[… ] Ankara was quick to inject weapons and advisers, which swung the battlefield pendulum back toward stalemate. But this came with a hefty price. Tripoli signed an agreement demarcating exclusive economic zones (EEZ) with Turkey that purported to recognize Ankara’s vast offshore claims in the increasingly energy-rich Eastern Mediterranean.
[…] America has let Turkey and Russia dominate the conflict in Libya. There will be no peace if they are allowed to dominate the ceasefire as well.
[…] But either Erdogan doesn’t care, or he has a fetish for popular pain. After all, the president’s showdown with Greece is nothing short of an imperialist effort to rewrite sovereign boundaries and subjugate the nemesis of all loyal Turkish ultra-nationalists. Erdogan’s effort to establish an Islamic boycott of French goods is both immoral and destined to failure (there are few substitutes for high-value French produce), and the EU has already offered President Emmanuel Macron its support. Erdogan’s obsession with retaining the S-400 system is equally idiotic. That system is totally at odds with Turkey’s responsibilities to NATO.
Putin said on Thursday that “many countries, including Turkey and a host of European states” should work together to find consensus. Turkey, an ally of Azerbaijan, has demanded a greater say in talks.
“The first stage is to stop the fighting, stop the killing,” Putin told an online Russian investment forum.
Greek Foreign Minister Dendias pointed out that during their meeting that he had made “a special reference to the inalienable right of our country to extend its territorial waters to 12 nautical miles, as provided by the UN Convention on the Law of the Sea.”
“Russia cannot take any position other than that dictated by the Law of the Sea,” Lavrov stated, adding that any member of the treaty could declare up to 12 miles of territorial waters, taking into account common sense and geographical peculiarities.
The Russian Foreign Minister also stated differences could be resolved “only through negotiations that take into account the interests of everyone.”
“The US Department of Defense condemns in the strongest possible terms Turkey’s October 16 test of the S-400 air defense system — a test confirmed today by Turkish President Recep Erdogan,” Pentagon spokesman Jonathan Hoffman said in a statement.
“We object to Turkey’s testing of this system, which risks serious consequences for our security relationship,” Hoffman said.
“We have been clear and unwavering in our position: an operational S-400 system is not consistent with Turkey’s commitments as a US and NATO ally.”
“Turkey has already been suspended from the F-35 program and the S-400 continues to be a significant barrier to progress elsewhere in the bilateral relationship,” Hoffman said.
Where does this leave us?

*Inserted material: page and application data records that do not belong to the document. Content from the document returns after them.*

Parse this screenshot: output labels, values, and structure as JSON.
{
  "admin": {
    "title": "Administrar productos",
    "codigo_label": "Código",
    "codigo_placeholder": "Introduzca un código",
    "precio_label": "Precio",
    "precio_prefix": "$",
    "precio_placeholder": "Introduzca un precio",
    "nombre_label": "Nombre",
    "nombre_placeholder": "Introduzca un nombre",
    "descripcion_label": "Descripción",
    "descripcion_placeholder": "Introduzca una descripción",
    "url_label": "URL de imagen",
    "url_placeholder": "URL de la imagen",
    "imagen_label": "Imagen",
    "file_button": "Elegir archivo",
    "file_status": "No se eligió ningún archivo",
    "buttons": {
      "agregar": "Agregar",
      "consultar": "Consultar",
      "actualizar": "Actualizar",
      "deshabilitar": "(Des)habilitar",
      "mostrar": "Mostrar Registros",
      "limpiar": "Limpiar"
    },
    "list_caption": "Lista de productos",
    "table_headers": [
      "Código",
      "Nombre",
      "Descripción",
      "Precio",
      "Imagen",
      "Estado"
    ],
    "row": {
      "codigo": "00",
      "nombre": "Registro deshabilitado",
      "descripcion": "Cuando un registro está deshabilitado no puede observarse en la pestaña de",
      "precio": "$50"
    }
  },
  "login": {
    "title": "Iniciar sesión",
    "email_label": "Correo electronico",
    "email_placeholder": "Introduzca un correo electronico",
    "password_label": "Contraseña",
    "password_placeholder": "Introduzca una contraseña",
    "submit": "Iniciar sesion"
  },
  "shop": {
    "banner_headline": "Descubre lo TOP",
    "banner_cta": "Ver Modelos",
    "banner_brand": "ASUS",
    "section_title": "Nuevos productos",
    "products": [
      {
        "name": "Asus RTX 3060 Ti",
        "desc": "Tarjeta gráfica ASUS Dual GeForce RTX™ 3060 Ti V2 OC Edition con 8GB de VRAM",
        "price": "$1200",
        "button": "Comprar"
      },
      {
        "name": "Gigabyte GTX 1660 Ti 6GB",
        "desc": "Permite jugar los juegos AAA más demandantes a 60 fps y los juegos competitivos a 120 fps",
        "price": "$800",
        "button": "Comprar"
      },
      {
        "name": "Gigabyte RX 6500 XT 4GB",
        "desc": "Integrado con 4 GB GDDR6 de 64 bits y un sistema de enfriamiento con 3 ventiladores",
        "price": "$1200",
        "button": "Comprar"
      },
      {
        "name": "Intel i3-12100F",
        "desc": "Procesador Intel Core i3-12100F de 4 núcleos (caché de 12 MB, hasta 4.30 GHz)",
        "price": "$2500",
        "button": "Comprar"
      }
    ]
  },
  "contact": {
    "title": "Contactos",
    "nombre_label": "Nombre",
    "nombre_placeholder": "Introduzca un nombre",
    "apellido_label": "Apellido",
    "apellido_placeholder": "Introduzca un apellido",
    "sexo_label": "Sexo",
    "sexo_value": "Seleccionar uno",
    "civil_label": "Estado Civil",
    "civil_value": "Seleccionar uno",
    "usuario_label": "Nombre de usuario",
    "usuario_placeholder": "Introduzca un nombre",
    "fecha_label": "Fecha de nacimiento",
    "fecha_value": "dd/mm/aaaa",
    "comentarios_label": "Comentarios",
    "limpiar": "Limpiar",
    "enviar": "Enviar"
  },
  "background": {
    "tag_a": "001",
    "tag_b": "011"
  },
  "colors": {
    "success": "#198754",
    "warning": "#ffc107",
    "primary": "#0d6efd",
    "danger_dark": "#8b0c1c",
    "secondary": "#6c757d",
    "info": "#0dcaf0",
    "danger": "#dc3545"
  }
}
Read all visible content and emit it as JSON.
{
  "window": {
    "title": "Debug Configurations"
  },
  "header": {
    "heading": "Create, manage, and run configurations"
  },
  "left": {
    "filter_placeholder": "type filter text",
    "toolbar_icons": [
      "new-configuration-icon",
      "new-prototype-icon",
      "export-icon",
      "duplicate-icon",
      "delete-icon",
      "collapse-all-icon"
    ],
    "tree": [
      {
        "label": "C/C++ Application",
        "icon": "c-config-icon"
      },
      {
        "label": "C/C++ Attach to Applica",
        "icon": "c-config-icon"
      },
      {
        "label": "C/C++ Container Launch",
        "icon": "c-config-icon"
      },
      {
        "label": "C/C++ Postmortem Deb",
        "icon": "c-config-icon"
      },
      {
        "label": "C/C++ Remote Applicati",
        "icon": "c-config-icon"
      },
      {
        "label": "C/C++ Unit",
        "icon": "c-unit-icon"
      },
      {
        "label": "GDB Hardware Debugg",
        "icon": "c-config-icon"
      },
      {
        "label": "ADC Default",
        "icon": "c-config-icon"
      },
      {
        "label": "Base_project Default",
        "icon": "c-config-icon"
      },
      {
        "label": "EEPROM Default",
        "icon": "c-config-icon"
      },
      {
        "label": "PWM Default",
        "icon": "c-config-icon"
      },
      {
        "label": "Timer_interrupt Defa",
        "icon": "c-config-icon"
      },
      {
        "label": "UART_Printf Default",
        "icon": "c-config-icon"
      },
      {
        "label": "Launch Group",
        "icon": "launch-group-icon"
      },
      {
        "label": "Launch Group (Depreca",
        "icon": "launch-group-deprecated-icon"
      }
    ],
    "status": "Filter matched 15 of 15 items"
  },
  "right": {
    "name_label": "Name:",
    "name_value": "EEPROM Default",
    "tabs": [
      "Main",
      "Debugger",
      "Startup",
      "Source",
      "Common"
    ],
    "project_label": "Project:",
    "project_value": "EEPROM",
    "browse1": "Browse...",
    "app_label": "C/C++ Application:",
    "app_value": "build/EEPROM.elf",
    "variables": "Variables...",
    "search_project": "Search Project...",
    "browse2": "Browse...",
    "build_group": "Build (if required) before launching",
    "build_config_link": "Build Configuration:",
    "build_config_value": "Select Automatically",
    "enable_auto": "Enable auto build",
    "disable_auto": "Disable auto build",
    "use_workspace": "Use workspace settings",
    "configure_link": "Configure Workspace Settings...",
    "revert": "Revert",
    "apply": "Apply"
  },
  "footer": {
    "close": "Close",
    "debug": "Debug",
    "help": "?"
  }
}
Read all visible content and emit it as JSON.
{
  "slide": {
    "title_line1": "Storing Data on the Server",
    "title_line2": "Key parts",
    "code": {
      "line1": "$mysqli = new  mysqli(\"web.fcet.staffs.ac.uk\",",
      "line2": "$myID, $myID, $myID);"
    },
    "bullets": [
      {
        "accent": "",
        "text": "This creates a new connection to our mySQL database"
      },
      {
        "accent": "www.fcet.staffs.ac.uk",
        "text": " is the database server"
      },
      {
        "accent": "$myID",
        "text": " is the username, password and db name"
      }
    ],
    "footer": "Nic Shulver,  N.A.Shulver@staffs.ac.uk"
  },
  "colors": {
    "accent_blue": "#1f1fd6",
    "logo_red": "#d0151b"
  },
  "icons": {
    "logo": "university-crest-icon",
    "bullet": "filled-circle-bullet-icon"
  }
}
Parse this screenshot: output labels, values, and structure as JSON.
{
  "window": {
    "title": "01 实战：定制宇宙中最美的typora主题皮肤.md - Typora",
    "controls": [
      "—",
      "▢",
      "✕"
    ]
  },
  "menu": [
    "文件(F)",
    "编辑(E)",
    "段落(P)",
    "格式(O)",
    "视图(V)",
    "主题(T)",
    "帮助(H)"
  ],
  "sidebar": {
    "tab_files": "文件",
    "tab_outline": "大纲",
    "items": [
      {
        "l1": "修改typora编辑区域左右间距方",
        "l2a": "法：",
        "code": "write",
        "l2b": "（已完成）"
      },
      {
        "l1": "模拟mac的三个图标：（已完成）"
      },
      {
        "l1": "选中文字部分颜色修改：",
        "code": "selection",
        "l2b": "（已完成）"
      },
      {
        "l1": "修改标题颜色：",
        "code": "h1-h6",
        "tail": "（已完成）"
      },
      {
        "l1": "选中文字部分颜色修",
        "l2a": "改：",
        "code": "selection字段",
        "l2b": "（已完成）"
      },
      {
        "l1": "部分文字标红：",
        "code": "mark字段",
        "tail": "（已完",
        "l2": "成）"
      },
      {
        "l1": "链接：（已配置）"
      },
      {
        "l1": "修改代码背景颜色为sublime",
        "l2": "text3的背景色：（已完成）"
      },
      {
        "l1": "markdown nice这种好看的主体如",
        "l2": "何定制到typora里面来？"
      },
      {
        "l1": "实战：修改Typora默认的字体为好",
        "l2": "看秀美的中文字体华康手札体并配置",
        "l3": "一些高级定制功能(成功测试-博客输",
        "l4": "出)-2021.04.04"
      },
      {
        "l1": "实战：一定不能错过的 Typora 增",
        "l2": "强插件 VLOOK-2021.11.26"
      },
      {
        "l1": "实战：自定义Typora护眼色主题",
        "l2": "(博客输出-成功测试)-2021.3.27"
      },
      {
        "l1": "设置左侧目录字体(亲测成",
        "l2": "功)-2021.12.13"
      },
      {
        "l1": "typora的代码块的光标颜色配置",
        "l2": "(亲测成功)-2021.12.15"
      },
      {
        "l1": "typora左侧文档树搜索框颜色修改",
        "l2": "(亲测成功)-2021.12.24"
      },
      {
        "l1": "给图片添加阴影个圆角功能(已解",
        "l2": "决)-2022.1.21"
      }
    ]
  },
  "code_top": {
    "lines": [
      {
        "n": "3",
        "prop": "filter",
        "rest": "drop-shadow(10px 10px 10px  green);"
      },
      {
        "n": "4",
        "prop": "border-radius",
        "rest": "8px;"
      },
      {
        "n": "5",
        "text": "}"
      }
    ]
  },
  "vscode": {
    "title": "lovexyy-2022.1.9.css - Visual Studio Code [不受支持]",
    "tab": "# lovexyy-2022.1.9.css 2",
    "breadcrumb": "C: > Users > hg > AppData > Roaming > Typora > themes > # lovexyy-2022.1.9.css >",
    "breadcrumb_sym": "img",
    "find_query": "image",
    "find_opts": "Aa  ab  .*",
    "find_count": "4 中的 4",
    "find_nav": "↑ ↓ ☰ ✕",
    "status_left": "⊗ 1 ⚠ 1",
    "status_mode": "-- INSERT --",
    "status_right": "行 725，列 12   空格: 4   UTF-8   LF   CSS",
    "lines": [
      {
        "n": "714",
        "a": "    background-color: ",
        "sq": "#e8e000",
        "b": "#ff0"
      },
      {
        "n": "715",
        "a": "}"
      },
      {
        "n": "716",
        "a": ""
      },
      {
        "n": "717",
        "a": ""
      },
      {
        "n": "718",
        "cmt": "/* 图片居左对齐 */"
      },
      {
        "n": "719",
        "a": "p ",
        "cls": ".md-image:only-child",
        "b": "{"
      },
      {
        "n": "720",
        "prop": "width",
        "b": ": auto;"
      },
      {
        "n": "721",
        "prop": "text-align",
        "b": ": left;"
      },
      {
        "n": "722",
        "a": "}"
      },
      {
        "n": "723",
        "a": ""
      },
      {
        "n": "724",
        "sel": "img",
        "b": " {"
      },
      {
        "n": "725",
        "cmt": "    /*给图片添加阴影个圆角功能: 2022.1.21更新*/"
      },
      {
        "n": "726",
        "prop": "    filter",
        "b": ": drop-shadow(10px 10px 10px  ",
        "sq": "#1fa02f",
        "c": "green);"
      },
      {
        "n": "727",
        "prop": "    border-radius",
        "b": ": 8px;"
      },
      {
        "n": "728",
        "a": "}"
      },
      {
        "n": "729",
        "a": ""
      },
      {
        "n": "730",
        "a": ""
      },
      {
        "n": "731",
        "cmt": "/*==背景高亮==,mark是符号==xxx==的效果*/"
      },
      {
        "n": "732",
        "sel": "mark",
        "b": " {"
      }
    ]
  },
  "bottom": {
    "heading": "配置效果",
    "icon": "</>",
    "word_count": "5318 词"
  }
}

Well, with the increasing obvious but sad reality that Erdogan is no longer a partner to Europe’s or America’s democratic security. Instead, Erdogan requires confrontation. The United States should join with the European Union in preparing sanctions on the Turkish central bank. The Turkish lira is already at pathetic lows (in no insignificant part, thanks to Erdogan’s economic mismanagement). Let’s see whether the sultan feels so supreme when his economy implodes.
Nagorno-Karabakh, locally known as the Republic of Artsakh, is not the first to be targeted by Turkey, whose aggressive neo-Ottoman ambitions have manifested in recent intrusions into Libya, Israel, Iraq, Syria, Yemen, and Greece. To make matters worse, Turkey transports impoverished Syrian, Libyan mercenaries, and jihadist ISIS rebels to Azerbaijan as its proxy army in Nagorno-Karabakh. Both Azerbaijan and Turkey have strongly denied the deployment of mercenaries despite accumulating evidence in the international press as well as concerns raised by government representatives in France, Russia, Iran, Syria, and Libya.